An eventful couple of days. Yesterday I was in Newcastle, shopping for a winter coat. I'd got the choice down to That One or That One and was on my way back to have another look at That One when I noticed a pleasant faced woman coming the other way and we'd smiled and nodded and almost passed each other before we looked twice. Within twenty minutes the coat was bought and I was having coffee with Stephanie.
It's a long story, but more than twenty years ago when we lived in a small coastal town and I was a young mother and she was a sixth form student, Stephanie was our babysitter. She was also a lifesaver, because there weren't many people around that I could discuss books and theatre with. Most babysitters go straight home when you come back. Stephanie used to put the kettle on and we'd chat for a while, mostly about books. The kids still reckon she was a brilliant babysitter. We kept in touch. A lot of water has passed under many bridges since then, but now I'm writing books for children and Stephanie has published 'How I said Bah! to Cancer' and 'Thrive', based on her experiences with cancer, and has a novel coming out next year. Funny to think of where we started from.
Today was another family day at my sister's, and we took Mum and Dad to see the tiny church at Chillingham. It's twelfth century, rough, plain, cold and battle-scarred, but it contains the most amazing ornate tomb for one of the Percy family and his wife. Their effigies are carved from alabaster in astonishing detail on a high stone tomb adorned with figures of saints and angels, and his helm and family crest are above him. It looks like the sort of thing that should be in Westminster Abbey, not a country chapel.

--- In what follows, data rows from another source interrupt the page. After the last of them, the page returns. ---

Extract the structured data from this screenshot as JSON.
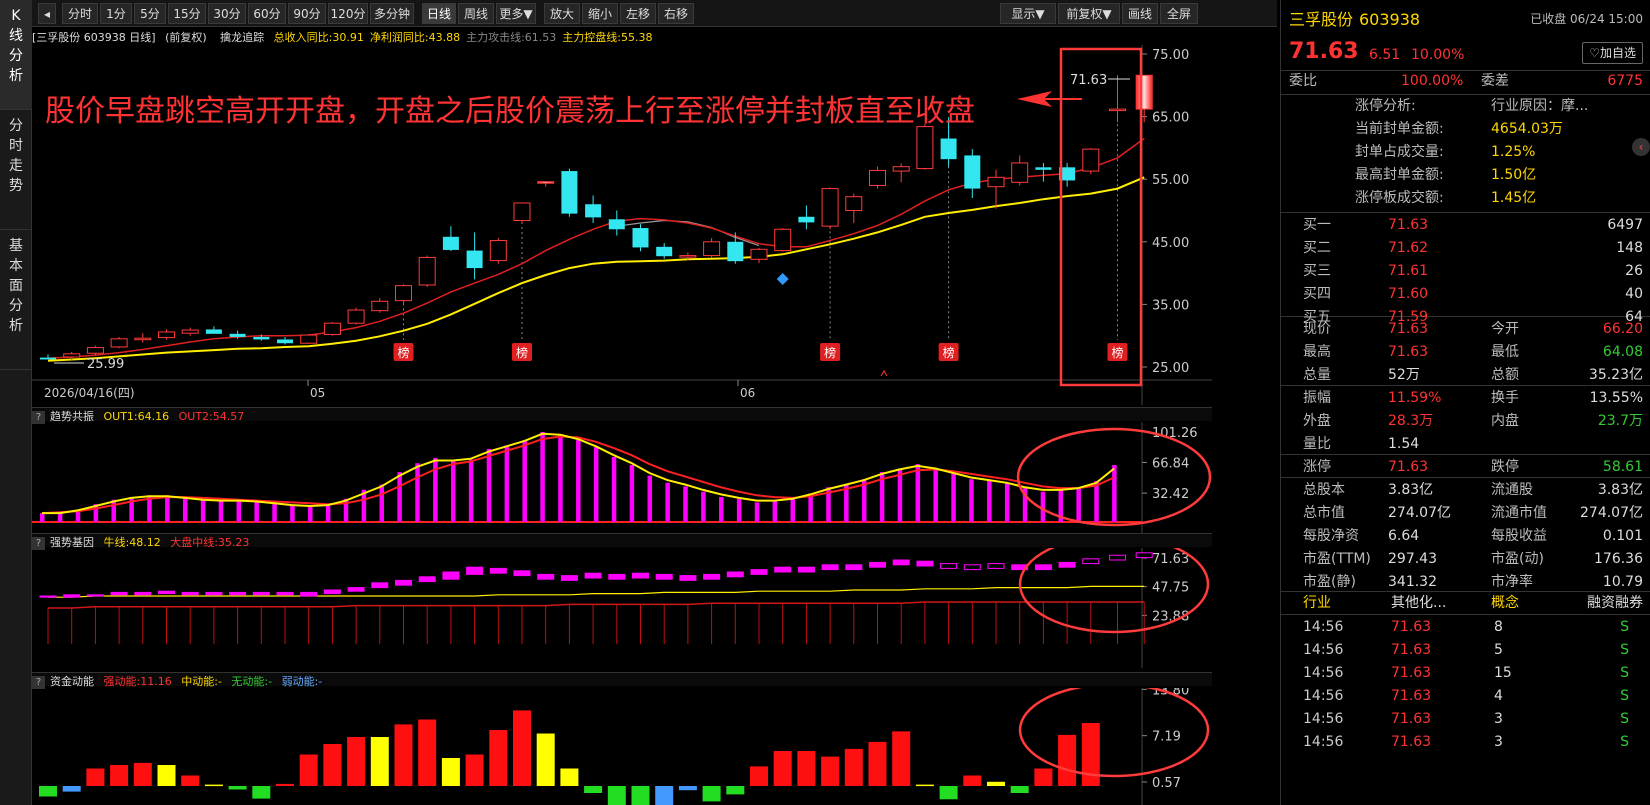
{
  "sidebar": {
    "tabs": [
      "K\n线\n分\n析",
      "分\n时\n走\n势",
      "基\n本\n面\n分\n析"
    ]
  },
  "toolbar": {
    "nav_icon": "left-arrow-icon",
    "buttons": [
      "分时",
      "1分",
      "5分",
      "15分",
      "30分",
      "60分",
      "90分",
      "120分",
      "多分钟",
      "日线",
      "周线",
      "更多▼",
      "放大",
      "缩小",
      "左移",
      "右移"
    ],
    "selected": "日线",
    "right_buttons": [
      "显示▼",
      "前复权▼",
      "画线",
      "全屏"
    ]
  },
  "main_header": {
    "stock": "[三孚股份 603938 日线]",
    "adj": "(前复权)",
    "indicator": "擒龙追踪",
    "items": [
      {
        "label": "总收入同比:30.91",
        "color": "#ffd700"
      },
      {
        "label": "净利润同比:43.88",
        "color": "#ffd700"
      },
      {
        "label": "主力攻击线:61.53",
        "color": "#888888"
      },
      {
        "label": "主力控盘线:55.38",
        "color": "#ffd700"
      }
    ]
  },
  "annotation": {
    "text": "股价早盘跳空高开开盘，开盘之后股价震荡上行至涨停并封板直至收盘",
    "color": "#ff3333"
  },
  "kline": {
    "y_ticks": [
      "75.00",
      "65.00",
      "55.00",
      "45.00",
      "35.00",
      "25.00"
    ],
    "x_labels": [
      "2026/04/16(四)",
      "05",
      "06"
    ],
    "min_label": "25.99",
    "max_label": "71.63",
    "badge": "榜"
  },
  "panel2": {
    "name": "趋势共振",
    "out1": "OUT1:64.16",
    "out2": "OUT2:54.57",
    "y_ticks": [
      "101.26",
      "66.84",
      "32.42"
    ]
  },
  "panel3": {
    "name": "强势基因",
    "niu": "牛线:48.12",
    "dapan": "大盘中线:35.23",
    "y_ticks": [
      "71.63",
      "47.75",
      "23.88"
    ]
  },
  "panel4": {
    "name": "资金动能",
    "strong": "强动能:11.16",
    "mid": "中动能:-",
    "none": "无动能:-",
    "weak": "弱动能:-",
    "y_ticks": [
      "13.80",
      "7.19",
      "0.57"
    ]
  },
  "chart_data": {
    "type": "candlestick",
    "ylim": [
      25,
      75
    ],
    "candles": [
      [
        26.5,
        27.0,
        26.2,
        26.2
      ],
      [
        26.6,
        27.4,
        26.0,
        27.1
      ],
      [
        27.2,
        28.4,
        26.9,
        28.1
      ],
      [
        28.2,
        29.8,
        28.0,
        29.5
      ],
      [
        29.4,
        30.4,
        28.9,
        29.6
      ],
      [
        29.7,
        31.0,
        29.4,
        30.6
      ],
      [
        30.4,
        31.3,
        30.0,
        30.9
      ],
      [
        31.0,
        31.5,
        30.5,
        30.3
      ],
      [
        30.3,
        30.8,
        29.5,
        29.8
      ],
      [
        29.8,
        30.2,
        29.2,
        29.4
      ],
      [
        29.4,
        29.8,
        28.6,
        28.8
      ],
      [
        28.8,
        30.3,
        28.7,
        30.1
      ],
      [
        30.2,
        32.2,
        30.0,
        32.0
      ],
      [
        32.0,
        34.5,
        31.8,
        34.1
      ],
      [
        34.0,
        36.0,
        33.7,
        35.5
      ],
      [
        35.6,
        38.2,
        35.2,
        38.0
      ],
      [
        38.1,
        42.8,
        37.8,
        42.5
      ],
      [
        45.8,
        47.5,
        43.5,
        43.7
      ],
      [
        43.6,
        46.5,
        39.0,
        40.8
      ],
      [
        42.0,
        45.6,
        41.5,
        45.2
      ],
      [
        48.4,
        51.2,
        48.0,
        51.2
      ],
      [
        54.6,
        54.6,
        53.8,
        54.6
      ],
      [
        56.3,
        56.7,
        49.0,
        49.5
      ],
      [
        51.0,
        52.4,
        48.0,
        48.9
      ],
      [
        48.6,
        50.0,
        46.0,
        47.0
      ],
      [
        47.2,
        47.8,
        43.5,
        44.1
      ],
      [
        44.2,
        44.8,
        42.3,
        42.7
      ],
      [
        42.7,
        43.3,
        42.0,
        42.8
      ],
      [
        42.8,
        45.6,
        42.5,
        45.0
      ],
      [
        45.0,
        46.5,
        41.5,
        41.9
      ],
      [
        42.2,
        44.0,
        41.6,
        43.8
      ],
      [
        43.6,
        47.2,
        43.4,
        47.0
      ],
      [
        49.0,
        50.8,
        47.0,
        48.1
      ],
      [
        47.5,
        53.7,
        47.0,
        53.5
      ],
      [
        50.0,
        52.7,
        48.0,
        52.2
      ],
      [
        54.0,
        57.0,
        53.5,
        56.4
      ],
      [
        56.3,
        57.5,
        54.5,
        57.0
      ],
      [
        56.7,
        63.8,
        56.5,
        63.4
      ],
      [
        61.5,
        64.9,
        57.0,
        58.2
      ],
      [
        58.8,
        59.8,
        52.0,
        53.5
      ],
      [
        53.8,
        56.5,
        50.3,
        55.3
      ],
      [
        54.5,
        58.8,
        54.0,
        57.6
      ],
      [
        56.9,
        57.6,
        54.6,
        56.5
      ],
      [
        56.9,
        57.6,
        53.8,
        54.8
      ],
      [
        56.3,
        60.0,
        55.8,
        59.8
      ],
      [
        66.2,
        71.6,
        64.1,
        66.2
      ],
      [
        66.2,
        71.6,
        64.1,
        71.6
      ]
    ],
    "ma_red": [
      26.4,
      26.6,
      26.9,
      27.3,
      27.8,
      28.4,
      29.0,
      29.5,
      29.8,
      30.0,
      30.0,
      30.1,
      30.6,
      31.3,
      32.3,
      33.6,
      35.2,
      37.0,
      38.4,
      39.8,
      41.5,
      43.6,
      45.4,
      47.0,
      48.3,
      48.7,
      48.5,
      48.0,
      47.2,
      45.9,
      44.7,
      44.2,
      44.2,
      45.2,
      46.3,
      47.6,
      49.4,
      51.5,
      53.3,
      54.4,
      55.0,
      55.3,
      55.6,
      55.9,
      56.8,
      58.4,
      61.5
    ],
    "ma_gray": [
      null,
      null,
      null,
      null,
      null,
      null,
      null,
      null,
      null,
      null,
      null,
      null,
      null,
      null,
      null,
      null,
      null,
      null,
      null,
      null,
      null,
      null,
      null,
      null,
      47.5,
      48.0,
      48.4,
      48.2,
      47.3,
      45.7,
      44.4
    ],
    "ma_yellow": [
      26.0,
      26.2,
      26.4,
      26.7,
      27.0,
      27.3,
      27.5,
      27.7,
      27.9,
      28.0,
      28.2,
      28.3,
      28.7,
      29.2,
      29.9,
      30.8,
      31.9,
      33.4,
      35.1,
      36.8,
      38.4,
      39.7,
      40.8,
      41.5,
      41.8,
      41.9,
      42.0,
      42.2,
      42.3,
      42.4,
      42.6,
      43.0,
      43.8,
      44.6,
      45.5,
      46.5,
      47.7,
      49.0,
      49.6,
      50.1,
      50.7,
      51.2,
      51.8,
      52.3,
      52.7,
      53.5,
      55.3
    ],
    "badge_idx": [
      15,
      20,
      33,
      38,
      45
    ],
    "p2": {
      "ylim": [
        0,
        110
      ],
      "bars": [
        10,
        10,
        14,
        20,
        25,
        28,
        30,
        30,
        27,
        25,
        24,
        24,
        24,
        20,
        19,
        18,
        18,
        26,
        36,
        42,
        56,
        66,
        72,
        68,
        70,
        82,
        86,
        92,
        101,
        98,
        92,
        84,
        73,
        64,
        52,
        44,
        40,
        34,
        28,
        26,
        22,
        24,
        27,
        32,
        39,
        42,
        48,
        56,
        60,
        65,
        60,
        54,
        48,
        46,
        44,
        38,
        34,
        36,
        38,
        46,
        64
      ],
      "out1": [
        10,
        10,
        13,
        18,
        23,
        27,
        29,
        29,
        27,
        25,
        24,
        24,
        23,
        21,
        19,
        18,
        19,
        24,
        32,
        40,
        52,
        62,
        69,
        69,
        71,
        79,
        85,
        91,
        99,
        98,
        93,
        85,
        75,
        66,
        55,
        47,
        42,
        36,
        31,
        27,
        24,
        24,
        26,
        31,
        37,
        42,
        47,
        54,
        59,
        63,
        60,
        55,
        50,
        47,
        44,
        39,
        36,
        36,
        38,
        44,
        60
      ],
      "out2": [
        10,
        11,
        12,
        15,
        19,
        23,
        26,
        28,
        28,
        27,
        26,
        25,
        24,
        23,
        22,
        21,
        20,
        21,
        25,
        31,
        40,
        50,
        59,
        65,
        68,
        74,
        80,
        86,
        93,
        96,
        95,
        90,
        83,
        75,
        65,
        57,
        51,
        45,
        39,
        34,
        30,
        28,
        27,
        29,
        33,
        37,
        42,
        48,
        53,
        58,
        59,
        57,
        54,
        51,
        48,
        44,
        40,
        38,
        38,
        41,
        50
      ]
    },
    "p3": {
      "ylim": [
        0,
        80
      ],
      "bodies": [
        [
          39,
          40
        ],
        [
          39,
          41
        ],
        [
          40,
          41
        ],
        [
          41,
          43
        ],
        [
          41,
          43
        ],
        [
          42,
          44
        ],
        [
          41,
          43
        ],
        [
          41,
          43
        ],
        [
          41,
          43
        ],
        [
          41,
          43
        ],
        [
          41,
          43
        ],
        [
          40,
          43
        ],
        [
          42,
          45
        ],
        [
          44,
          47
        ],
        [
          47,
          51
        ],
        [
          49,
          53
        ],
        [
          52,
          56
        ],
        [
          54,
          60
        ],
        [
          58,
          64
        ],
        [
          59,
          63
        ],
        [
          57,
          61
        ],
        [
          54,
          58
        ],
        [
          53,
          57
        ],
        [
          55,
          59
        ],
        [
          54,
          58
        ],
        [
          55,
          59
        ],
        [
          54,
          58
        ],
        [
          53,
          57
        ],
        [
          54,
          58
        ],
        [
          56,
          60
        ],
        [
          58,
          62
        ],
        [
          60,
          64
        ],
        [
          60,
          64
        ],
        [
          62,
          66
        ],
        [
          62,
          66
        ],
        [
          64,
          68
        ],
        [
          66,
          70
        ],
        [
          65,
          69
        ],
        [
          63,
          67
        ],
        [
          62,
          66
        ],
        [
          63,
          67
        ],
        [
          62,
          66
        ],
        [
          62,
          66
        ],
        [
          64,
          68
        ],
        [
          67,
          71
        ],
        [
          70,
          74
        ],
        [
          72,
          76
        ]
      ],
      "niu": [
        39,
        39,
        40,
        40,
        40,
        40,
        40,
        40,
        40,
        40,
        40,
        40,
        40,
        40,
        40,
        40,
        40,
        40,
        40,
        41,
        41,
        41,
        41,
        42,
        42,
        42,
        43,
        43,
        43,
        43,
        44,
        44,
        44,
        44,
        45,
        45,
        45,
        46,
        46,
        46,
        47,
        47,
        47,
        47,
        48,
        48,
        48
      ],
      "dapan": [
        30,
        30,
        31,
        31,
        31,
        31,
        31,
        31,
        31,
        31,
        31,
        31,
        31,
        32,
        32,
        32,
        32,
        32,
        32,
        32,
        32,
        32,
        33,
        33,
        33,
        33,
        33,
        33,
        34,
        34,
        34,
        34,
        34,
        34,
        34,
        34,
        34,
        35,
        35,
        35,
        35,
        35,
        35,
        35,
        35,
        35,
        35
      ]
    },
    "p4": {
      "ylim": [
        -2,
        14
      ],
      "bars": [
        [
          -1.5,
          "green"
        ],
        [
          -0.8,
          "blue"
        ],
        [
          2.5,
          "red"
        ],
        [
          3.0,
          "red"
        ],
        [
          3.3,
          "red"
        ],
        [
          3.0,
          "yellow"
        ],
        [
          1.5,
          "red"
        ],
        [
          0.2,
          "yellow"
        ],
        [
          -0.5,
          "green"
        ],
        [
          -1.8,
          "green"
        ],
        [
          0.3,
          "red"
        ],
        [
          4.5,
          "red"
        ],
        [
          6.0,
          "red"
        ],
        [
          7.0,
          "red"
        ],
        [
          7.0,
          "yellow"
        ],
        [
          8.8,
          "red"
        ],
        [
          9.5,
          "red"
        ],
        [
          4.0,
          "yellow"
        ],
        [
          4.5,
          "red"
        ],
        [
          8.0,
          "red"
        ],
        [
          10.8,
          "red"
        ],
        [
          7.5,
          "yellow"
        ],
        [
          2.5,
          "yellow"
        ],
        [
          -1.0,
          "green"
        ],
        [
          -4.5,
          "green"
        ],
        [
          -4.5,
          "green"
        ],
        [
          -3.8,
          "blue"
        ],
        [
          -0.6,
          "blue"
        ],
        [
          -2.2,
          "green"
        ],
        [
          -1.2,
          "green"
        ],
        [
          2.8,
          "red"
        ],
        [
          5.0,
          "red"
        ],
        [
          5.0,
          "red"
        ],
        [
          4.2,
          "red"
        ],
        [
          5.3,
          "red"
        ],
        [
          6.3,
          "red"
        ],
        [
          7.8,
          "red"
        ],
        [
          0.2,
          "yellow"
        ],
        [
          -1.9,
          "green"
        ],
        [
          1.5,
          "red"
        ],
        [
          0.6,
          "yellow"
        ],
        [
          -1.0,
          "green"
        ],
        [
          2.5,
          "red"
        ],
        [
          7.3,
          "red"
        ],
        [
          9.0,
          "red"
        ]
      ]
    }
  },
  "right": {
    "name": "三孚股份",
    "code": "603938",
    "status": "已收盘 06/24 15:00",
    "price": "71.63",
    "change": "6.51",
    "pct": "10.00%",
    "watch": "♡加自选",
    "weibi_label": "委比",
    "weibi": "100.00%",
    "weicha_label": "委差",
    "weicha": "6775",
    "info": [
      [
        "涨停分析:",
        "行业原因：摩..."
      ],
      [
        "当前封单金额:",
        "4654.03万"
      ],
      [
        "封单占成交量:",
        "1.25%"
      ],
      [
        "最高封单金额:",
        "1.50亿"
      ],
      [
        "涨停板成交额:",
        "1.45亿"
      ]
    ],
    "bids": [
      [
        "买一",
        "71.63",
        "6497"
      ],
      [
        "买二",
        "71.62",
        "148"
      ],
      [
        "买三",
        "71.61",
        "26"
      ],
      [
        "买四",
        "71.60",
        "40"
      ],
      [
        "买五",
        "71.59",
        "64"
      ]
    ],
    "quote": [
      [
        "现价",
        "71.63",
        "今开",
        "66.20"
      ],
      [
        "最高",
        "71.63",
        "最低",
        "64.08"
      ],
      [
        "总量",
        "52万",
        "总额",
        "35.23亿"
      ]
    ],
    "quote2": [
      [
        "振幅",
        "11.59%",
        "换手",
        "13.55%"
      ],
      [
        "外盘",
        "28.3万",
        "内盘",
        "23.7万"
      ],
      [
        "量比",
        "1.54",
        "",
        ""
      ]
    ],
    "quote3": [
      [
        "涨停",
        "71.63",
        "跌停",
        "58.61"
      ]
    ],
    "fund": [
      [
        "总股本",
        "3.83亿",
        "流通股",
        "3.83亿"
      ],
      [
        "总市值",
        "274.07亿",
        "流通市值",
        "274.07亿"
      ],
      [
        "每股净资",
        "6.64",
        "每股收益",
        "0.101"
      ],
      [
        "市盈(TTM)",
        "297.43",
        "市盈(动)",
        "176.36"
      ],
      [
        "市盈(静)",
        "341.32",
        "市净率",
        "10.79"
      ]
    ],
    "tags": [
      "行业",
      "其他化...",
      "概念",
      "融资融券"
    ],
    "ticks": [
      [
        "14:56",
        "71.63",
        "8",
        "S"
      ],
      [
        "14:56",
        "71.63",
        "5",
        "S"
      ],
      [
        "14:56",
        "71.63",
        "15",
        "S"
      ],
      [
        "14:56",
        "71.63",
        "4",
        "S"
      ],
      [
        "14:56",
        "71.63",
        "3",
        "S"
      ],
      [
        "14:56",
        "71.63",
        "3",
        "S"
      ]
    ]
  }
}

And it should be, too. A local guide came in when we were there and told us the story. Sir Henry Percy had ordered his tomb and was to be interred at Westminster. Unfortunately he fell out with the king, who withdrew permission for burial in the abbey. Oops.